It is said, “a picture is worth a thousand words.” Do you believe that? Have you ever looked at a picture and then try to describe what you see within the frame?
I took a college class where we were expected to know over one hundred pieces of art, the creator and location of the pieces. It included sculptures and ornate buildings across the world. I found myself studying intently, considering I didn’t have any background on the matter, and still I didn’t do as well as I’d have liked on the test.
I’ve found while this kind of knowledge is useful, I find the best way to remember something about a picture or painting is to have a passion about what I’m seeing. In the same college class we had to pick a museum piece and write on it. I chose a painting from a sequence of paintings by Thomas Cole: “The Voyage of Life: Old Age.” The painting depicted the journey of life filled with surprises, pain, and issues that leave us “rough around the edges.” There are jagged rocks and rough waters to upset our “boat” leaving us beleaguered and battered. Yet, despite all we endure, there is hope of eternal life for those who believe.
In addition to a “life journey” it also personifies our young, ambitious country at that time in history. The United States according to John L. Sullivan on “Manifest Destiny, 1839” wrote: “…we are the nation of progress, of individual freedom, of universal enfranchisement.” His view shared by many was, the new Americans were “God’s Chosen People,” destined to establish a New Israel. This became a central theme as politicians moved Native Americans off their land and colonists moved further and further west, to the promise of wide open spaces and the divine right to a transcontinental nation.
This tells me artwork, like beauty or any other perceived idea, is in the eyes of the beholder. While I understand this painting one way, and the artist is said to have had strong feelings about Manifest Destiny, ultimately it’s what we bring from our lives to the painting, that determines our own feelings and perceptions. If we come to the artwork with anger and cynicism, then our perception is likely to be different than had we come with optimism and hope.
Art is around us in so many forms.
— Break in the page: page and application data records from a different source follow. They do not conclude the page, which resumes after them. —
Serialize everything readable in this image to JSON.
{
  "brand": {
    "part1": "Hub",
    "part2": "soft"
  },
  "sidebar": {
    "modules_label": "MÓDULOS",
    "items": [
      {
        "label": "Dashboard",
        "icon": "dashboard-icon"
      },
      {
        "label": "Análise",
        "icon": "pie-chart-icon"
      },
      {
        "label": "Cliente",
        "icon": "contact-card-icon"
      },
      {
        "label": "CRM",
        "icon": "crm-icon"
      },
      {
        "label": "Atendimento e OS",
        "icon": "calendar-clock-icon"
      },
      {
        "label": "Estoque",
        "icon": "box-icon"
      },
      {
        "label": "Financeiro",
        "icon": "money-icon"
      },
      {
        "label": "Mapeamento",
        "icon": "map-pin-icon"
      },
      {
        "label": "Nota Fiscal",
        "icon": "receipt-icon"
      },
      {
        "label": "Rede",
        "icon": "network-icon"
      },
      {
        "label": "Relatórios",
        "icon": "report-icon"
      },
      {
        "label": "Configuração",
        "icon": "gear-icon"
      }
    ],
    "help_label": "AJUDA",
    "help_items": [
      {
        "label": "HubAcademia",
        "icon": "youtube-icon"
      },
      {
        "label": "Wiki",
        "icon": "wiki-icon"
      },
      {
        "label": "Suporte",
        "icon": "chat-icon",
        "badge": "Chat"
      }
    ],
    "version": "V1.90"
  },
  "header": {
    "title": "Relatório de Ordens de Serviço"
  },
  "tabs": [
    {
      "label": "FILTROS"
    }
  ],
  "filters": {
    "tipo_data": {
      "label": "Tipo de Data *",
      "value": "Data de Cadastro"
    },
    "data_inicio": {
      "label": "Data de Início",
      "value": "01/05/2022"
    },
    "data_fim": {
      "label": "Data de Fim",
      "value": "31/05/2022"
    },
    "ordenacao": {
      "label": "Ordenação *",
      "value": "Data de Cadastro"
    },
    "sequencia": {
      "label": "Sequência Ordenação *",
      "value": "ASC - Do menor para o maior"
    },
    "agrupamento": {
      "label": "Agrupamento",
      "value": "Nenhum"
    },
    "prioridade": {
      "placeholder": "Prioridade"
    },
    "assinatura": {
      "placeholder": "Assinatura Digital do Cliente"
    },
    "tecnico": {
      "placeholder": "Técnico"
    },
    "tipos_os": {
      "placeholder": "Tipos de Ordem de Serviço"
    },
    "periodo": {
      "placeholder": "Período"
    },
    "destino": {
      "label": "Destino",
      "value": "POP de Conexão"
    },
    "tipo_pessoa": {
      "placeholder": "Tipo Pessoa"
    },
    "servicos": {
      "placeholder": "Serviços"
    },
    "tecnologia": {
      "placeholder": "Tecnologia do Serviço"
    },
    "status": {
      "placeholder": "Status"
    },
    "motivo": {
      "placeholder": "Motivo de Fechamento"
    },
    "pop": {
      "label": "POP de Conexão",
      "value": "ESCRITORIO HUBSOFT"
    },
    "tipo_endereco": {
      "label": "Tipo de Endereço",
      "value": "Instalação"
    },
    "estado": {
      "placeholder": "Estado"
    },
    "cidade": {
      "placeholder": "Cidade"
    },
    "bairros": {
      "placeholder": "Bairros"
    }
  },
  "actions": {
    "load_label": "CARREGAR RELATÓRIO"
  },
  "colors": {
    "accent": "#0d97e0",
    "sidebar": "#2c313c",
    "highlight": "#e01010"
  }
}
We need, however to be open to see it. Not everyone even agrees with what art is. Modern art is often scorned by the traditionalist, while the "modern artist" can’t understand why we aren’t moving into the next century! A child’s artwork , (like that of my granddaughter) is valued as a treasure by a parent or grandparent, but mocked by someone who has no connection to it as being just “some silly child’s drawing,” while a professional artist's work, can be worth thousands of dollars. It has more to do with someone's perception.
How do you perceive art? Is your taste broad and visionary or narrow and traditional? Do you love some art and hate others? Are there artists you love, and others you loathe? Is art nothing more than a feeling, for the person seeing it? Why is a picture said to be “worth a thousand words?” I would love to hear your comments! Please share!
https://www.mtholyoke.edu/acad/intrel/osulliva.htm Images for Thomas Cole: “The Voyage of Life: Old Age